- [DATASET RECORDS]
■ ■ ■ ■
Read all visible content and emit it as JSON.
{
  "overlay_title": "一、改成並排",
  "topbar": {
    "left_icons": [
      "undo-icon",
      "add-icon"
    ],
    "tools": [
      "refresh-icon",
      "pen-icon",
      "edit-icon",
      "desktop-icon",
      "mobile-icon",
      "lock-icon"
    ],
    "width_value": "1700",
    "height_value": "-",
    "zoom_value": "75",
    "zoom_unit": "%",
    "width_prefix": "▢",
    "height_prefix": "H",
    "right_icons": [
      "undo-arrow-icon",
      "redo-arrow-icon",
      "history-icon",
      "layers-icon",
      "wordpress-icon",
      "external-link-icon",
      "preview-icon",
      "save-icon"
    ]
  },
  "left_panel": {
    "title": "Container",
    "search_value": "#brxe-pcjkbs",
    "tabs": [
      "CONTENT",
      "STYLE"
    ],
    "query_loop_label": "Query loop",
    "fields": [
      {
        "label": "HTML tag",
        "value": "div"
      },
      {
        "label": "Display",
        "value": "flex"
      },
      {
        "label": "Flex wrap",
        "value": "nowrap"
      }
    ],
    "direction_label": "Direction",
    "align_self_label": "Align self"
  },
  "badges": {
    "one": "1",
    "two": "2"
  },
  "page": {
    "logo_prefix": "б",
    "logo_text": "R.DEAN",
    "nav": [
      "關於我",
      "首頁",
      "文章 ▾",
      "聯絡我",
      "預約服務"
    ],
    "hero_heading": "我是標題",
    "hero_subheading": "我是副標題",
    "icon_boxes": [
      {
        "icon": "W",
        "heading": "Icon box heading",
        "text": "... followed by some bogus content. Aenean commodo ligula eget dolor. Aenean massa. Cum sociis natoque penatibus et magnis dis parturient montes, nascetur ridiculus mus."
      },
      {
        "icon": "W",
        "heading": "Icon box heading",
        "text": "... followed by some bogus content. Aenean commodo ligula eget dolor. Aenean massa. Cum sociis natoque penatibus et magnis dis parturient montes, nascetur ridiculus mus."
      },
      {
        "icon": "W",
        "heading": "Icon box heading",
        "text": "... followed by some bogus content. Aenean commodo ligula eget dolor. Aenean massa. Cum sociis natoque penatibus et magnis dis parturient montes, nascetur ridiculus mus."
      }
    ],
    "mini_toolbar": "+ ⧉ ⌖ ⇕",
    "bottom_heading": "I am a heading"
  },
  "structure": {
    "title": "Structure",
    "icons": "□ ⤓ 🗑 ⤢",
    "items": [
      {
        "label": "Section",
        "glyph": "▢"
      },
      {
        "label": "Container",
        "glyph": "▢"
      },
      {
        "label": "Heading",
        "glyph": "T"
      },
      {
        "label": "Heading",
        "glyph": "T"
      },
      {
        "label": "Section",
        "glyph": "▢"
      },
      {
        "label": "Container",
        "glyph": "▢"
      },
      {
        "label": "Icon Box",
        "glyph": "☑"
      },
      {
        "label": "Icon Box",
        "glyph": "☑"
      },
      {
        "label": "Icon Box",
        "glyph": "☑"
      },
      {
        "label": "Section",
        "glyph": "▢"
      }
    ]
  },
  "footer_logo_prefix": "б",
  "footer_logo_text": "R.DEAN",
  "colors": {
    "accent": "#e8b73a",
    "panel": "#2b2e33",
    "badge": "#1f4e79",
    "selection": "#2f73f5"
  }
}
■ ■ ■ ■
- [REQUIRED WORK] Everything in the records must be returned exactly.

- [OUTPUT FOR THIS EXERCISE]
Read all visible content and emit it as JSON.
{
  "overlay_title": "一、改成並排",
  "topbar": {
    "left_icons": [
      "undo-icon",
      "add-icon"
    ],
    "tools": [
      "refresh-icon",
      "pen-icon",
      "edit-icon",
      "desktop-icon",
      "mobile-icon",
      "lock-icon"
    ],
    "width_value": "1700",
    "height_value": "-",
    "zoom_value": "75",
    "zoom_unit": "%",
    "width_prefix": "▢",
    "height_prefix": "H",
    "right_icons": [
      "undo-arrow-icon",
      "redo-arrow-icon",
      "history-icon",
      "layers-icon",
      "wordpress-icon",
      "external-link-icon",
      "preview-icon",
      "save-icon"
    ]
  },
  "left_panel": {
    "title": "Container",
    "search_value": "#brxe-pcjkbs",
    "tabs": [
      "CONTENT",
      "STYLE"
    ],
    "query_loop_label": "Query loop",
    "fields": [
      {
        "label": "HTML tag",
        "value": "div"
      },
      {
        "label": "Display",
        "value": "flex"
      },
      {
        "label": "Flex wrap",
        "value": "nowrap"
      }
    ],
    "direction_label": "Direction",
    "align_self_label": "Align self"
  },
  "badges": {
    "one": "1",
    "two": "2"
  },
  "page": {
    "logo_prefix": "б",
    "logo_text": "R.DEAN",
    "nav": [
      "關於我",
      "首頁",
      "文章 ▾",
      "聯絡我",
      "預約服務"
    ],
    "hero_heading": "我是標題",
    "hero_subheading": "我是副標題",
    "icon_boxes": [
      {
        "icon": "W",
        "heading": "Icon box heading",
        "text": "... followed by some bogus content. Aenean commodo ligula eget dolor. Aenean massa. Cum sociis natoque penatibus et magnis dis parturient montes, nascetur ridiculus mus."
      },
      {
        "icon": "W",
        "heading": "Icon box heading",
        "text": "... followed by some bogus content. Aenean commodo ligula eget dolor. Aenean massa. Cum sociis natoque penatibus et magnis dis parturient montes, nascetur ridiculus mus."
      },
      {
        "icon": "W",
        "heading": "Icon box heading",
        "text": "... followed by some bogus content. Aenean commodo ligula eget dolor. Aenean massa. Cum sociis natoque penatibus et magnis dis parturient montes, nascetur ridiculus mus."
      }
    ],
    "mini_toolbar": "+ ⧉ ⌖ ⇕",
    "bottom_heading": "I am a heading"
  },
  "structure": {
    "title": "Structure",
    "icons": "□ ⤓ 🗑 ⤢",
    "items": [
      {
        "label": "Section",
        "glyph": "▢"
      },
      {
        "label": "Container",
        "glyph": "▢"
      },
      {
        "label": "Heading",
        "glyph": "T"
      },
      {
        "label": "Heading",
        "glyph": "T"
      },
      {
        "label": "Section",
        "glyph": "▢"
      },
      {
        "label": "Container",
        "glyph": "▢"
      },
      {
        "label": "Icon Box",
        "glyph": "☑"
      },
      {
        "label": "Icon Box",
        "glyph": "☑"
      },
      {
        "label": "Icon Box",
        "glyph": "☑"
      },
      {
        "label": "Section",
        "glyph": "▢"
      }
    ]
  },
  "footer_logo_prefix": "б",
  "footer_logo_text": "R.DEAN",
  "colors": {
    "accent": "#e8b73a",
    "panel": "#2b2e33",
    "badge": "#1f4e79",
    "selection": "#2f73f5"
  }
}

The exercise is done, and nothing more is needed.